The World Bank has noted that export growth and competitiveness are key to Rwanda’s ability to raise Foreign Direct Investment (FDI) levels and foster economic growth. To achieve this, the East African country is looking to one of its top five merchandise export, tea.
Owing to Rwandan tea’s competitiveness on international markets, the country’s National Agriculture Export Board (NAEB) has projected tea export revenues to increase to $92 million this year from $88 million last year.
According to NAEB Tea Divison Manager, Issa Nkurunziza, “Rwanda’s tea stands out from its competitors due to its uniqueness in taste and appearance. This year, we are targeting $92 million from Rwandan tea exports.”
Seventy percent of Rwandans engage in agriculture and with the introduction of tea in 1952, it became one of the country’s cash crops. Currently, tea is grown on 26,897 by 42,840 farmers across 12 districts.
Over the years, tea production in Rwanda has increased significantly from 14,500 tonnes in 2000 to 25,128 tons in 2017. Between July 2016 and June 2017, Rwanda recorded a 15 percent increase in profit worth $74.5 million after exporting 27,824 metric tonnes of tea to 48 countries in Asia, Middle East, Africa and Europe.
Rwanda produces one of the best quality teas in the world. Approximately 97.3 percent is exported in raw form. 60 percent of the country’s tea is sold in auctions, 37.3 percent is sold directly and 2.7 percent are sold locally.
While the country looks to get increased revenue from its tea exports, it finds it difficult convincing its citizens to drink tea.
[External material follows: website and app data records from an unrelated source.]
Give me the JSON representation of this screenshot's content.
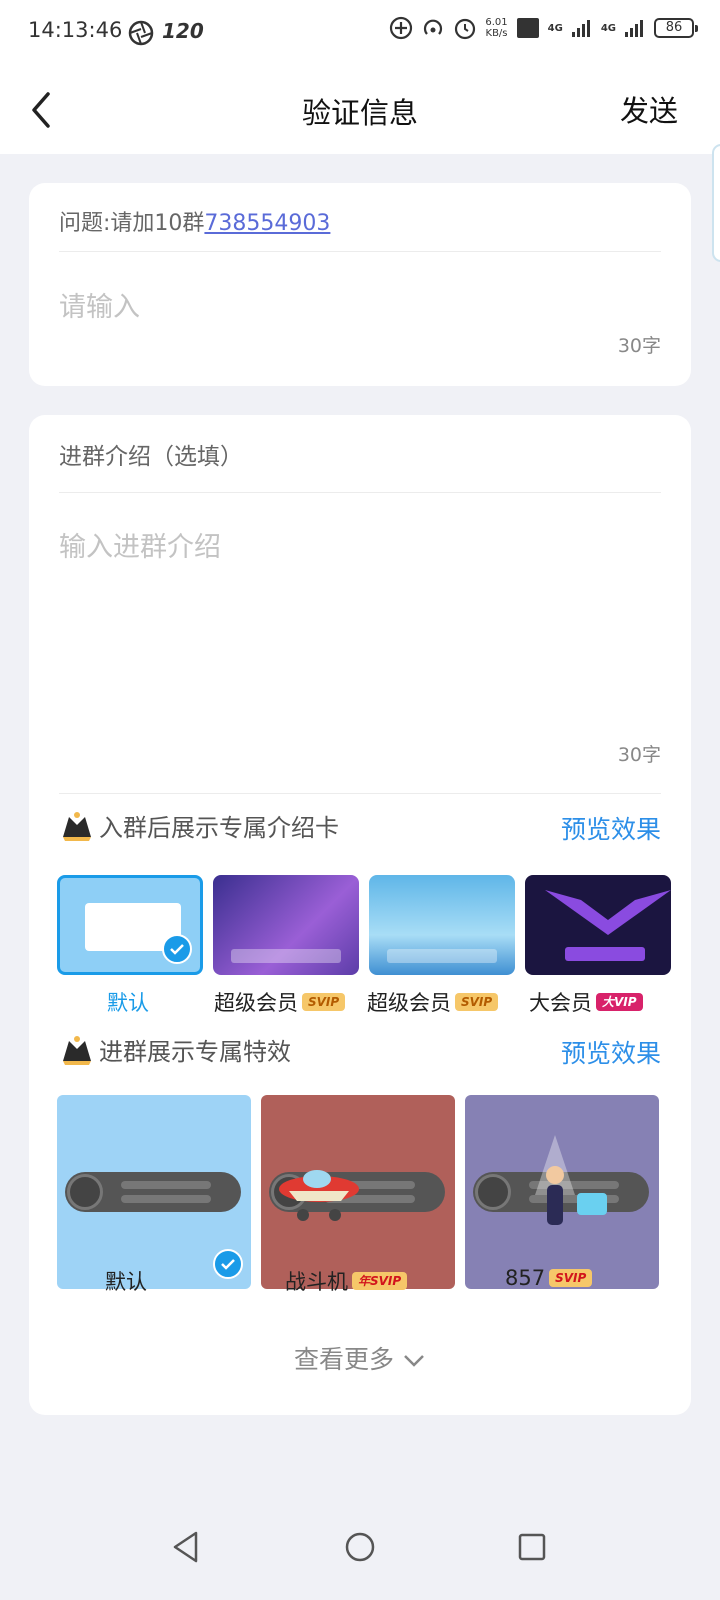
{
  "status_bar": {
    "time": "14:13:46",
    "refresh_rate": "120",
    "net_speed_value": "6.01",
    "net_speed_unit": "KB/s",
    "network_1": "4G",
    "network_2": "4G",
    "battery": "86"
  },
  "nav": {
    "title": "验证信息",
    "send_label": "发送"
  },
  "question": {
    "prefix": "问题:请加10群",
    "link_number": "738554903",
    "answer_placeholder": "请输入",
    "answer_limit": "30字"
  },
  "intro": {
    "section_label": "进群介绍（选填）",
    "placeholder": "输入进群介绍",
    "limit": "30字"
  },
  "intro_cards": {
    "title": "入群后展示专属介绍卡",
    "preview_label": "预览效果",
    "items": [
      {
        "label": "默认",
        "badge": "",
        "selected": true
      },
      {
        "label": "超级会员",
        "badge": "SVIP",
        "selected": false
      },
      {
        "label": "超级会员",
        "badge": "SVIP",
        "selected": false
      },
      {
        "label": "大会员",
        "badge": "大VIP",
        "selected": false
      }
    ]
  },
  "effects": {
    "title": "进群展示专属特效",
    "preview_label": "预览效果",
    "items": [
      {
        "label": "默认",
        "badge": "",
        "selected": true
      },
      {
        "label": "战斗机",
        "badge": "年SVIP",
        "selected": false
      },
      {
        "label": "857",
        "badge": "SVIP",
        "selected": false
      }
    ]
  },
  "more_label": "查看更多",
  "colors": {
    "accent": "#1a9be8",
    "link": "#5a6bd8",
    "preview": "#2d8fe8",
    "background": "#f0f1f6"
  },
  "icons": [
    "back-arrow-icon",
    "crown-icon",
    "check-icon",
    "chevron-down-icon",
    "nav-back-icon",
    "nav-home-icon",
    "nav-recent-icon"
  ]
}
Nkurunziza noted that tea consumption in Rwanda is fairly low, with local consumption yet to reach the estimated 3 percent of total production.